Combination of modern vascular surgery with chemotherapy and/or radiotherapy is required for proper management. Aggressive surgical removal with negative margins is essential followed by venous reconstruction by prosthetic replacement of the inferior vena cava whenever considered necessary. The material of choice for prosthetic replacement is reinforced polytetrafluoroethylene.
Kieffer et al. evaluated 22 cases of leiomyosarcomas of inferior vena cava and concluded that creation of an arterio-venous fistula eliminates the need for long-term anticoagulation therapy and ensures patency.
| Conclusion|| |
This case report shows that retroperitoneal leiomyosarcomas can invade inferior vena cava and right atrium as can other renal and hepatic malignancies and require CT or MRI and image-guided biopsy for definitive preoperative diagnosis.
Financial support and sponsorship
Conflicts of interest
There are no conflicts of interest.
| References|| |
Krane RJ, deVere White R, Davis Z, Sterling R, Dobnik DB, McCormick JR. Removal of renal cell carcinoma extending into the right atrium using cardiopulmonary bypass, profound hypothermia and circulatory arrest. J Urol 1984;131:945-7.
Lotze U, Reponova J, Muth G, Oltmanns G, Reich HC, Etzrodt G, et al.
Leiomyosarcoma of the inferior vena cava extending into the right atrium. A rare differential diagnosis of a right atrial tumor with fatal outcome. Herz 2012;37:573-8.
Zhou Y, Tang Y, Tang J, Deng F, Gong G, Dai Y. Primary adrenal leiomyosarcoma: A case report and review of literature. Int J Clin Exp Pathol 2015;8:4258-63.
Rais G, Raissouni S, Mouzount H, Aitelhaj M, Khoyaali S, El Omrani F, et al.
Primary pleural leiomyosarcoma with rapid progression and fatal outcome: A case report. J Med Case Rep 2012;6:101.

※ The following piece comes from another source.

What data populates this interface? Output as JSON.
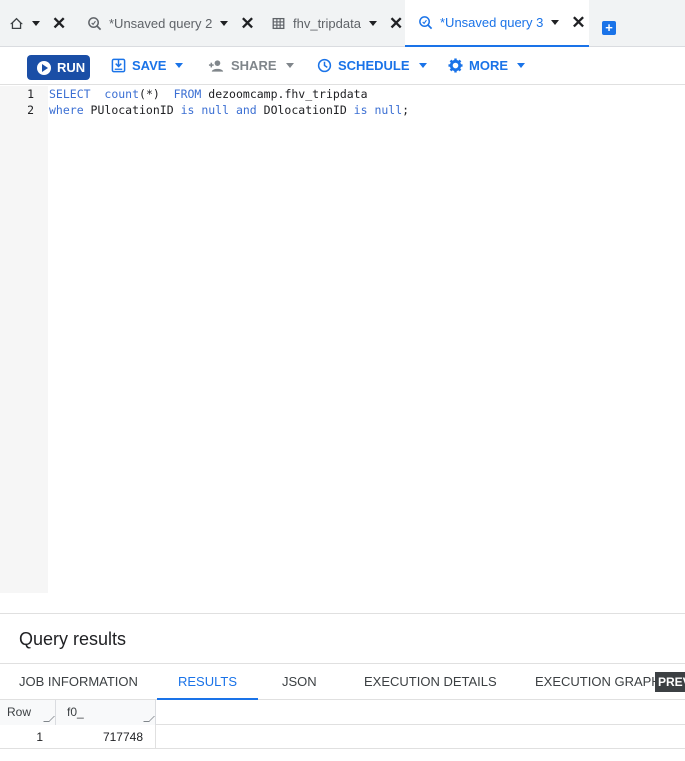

Mingoli A, Cavallaro A, Sapienza P, Di Marzo L, Feldhaus RJ, Cavallari N. International registry of inferior vena cava leiomyosarcoma: Analysis of a world series on 218 patients. Anticancer Res 1996;16:3201-5.
Laskin WB, Fanburg-Smith JC, Burke AP, Kraszewska E, Fetsch JF, Miettinen M. Leiomyosarcoma of the inferior vena cava: Clinicopathologic study of 40 cases. Am J Surg Pathol 2010;34:873-81.
Dzsinich C, Gloviczki P, van Heerden JA, Nagorney DM, Pairolero PC, Johnson CM, et al.
Primary venous leiomyosarcoma: A rare but lethal disease. J Vasc Surg 1992;15:595-603.
Ceyhan M, Danaci M, Elmali M, Ozmen Z. Leiomyosarcoma of the inferior vena cava. Diagn Interv Radiol 2007;13:140-3.
Kieffer E, Alaoui M, Piette JC, Cacoub P, Chiche L. Leiomyosarcoma of the inferior vena cava: Experience in 22 cases. Ann Surg 2006;244:289-95.
Crema E, Zanier Gomes MG, Monteiro Ide O, de Lima TS, Silva AA. Leiomyosarcoma of the inferior vena cava: A case report. Angiology 2008;59:256-9.
Hardwigsen J, Baqué P, Crespy B, Moutardier V, Delpero JR, Le Treut YP. Resection of the inferior vena cava for neoplasms with or without prosthetic replacement: A 14-patient series. Ann Surg 2001;233:242-9.
[Figure 1], [Figure 2], [Figure 3]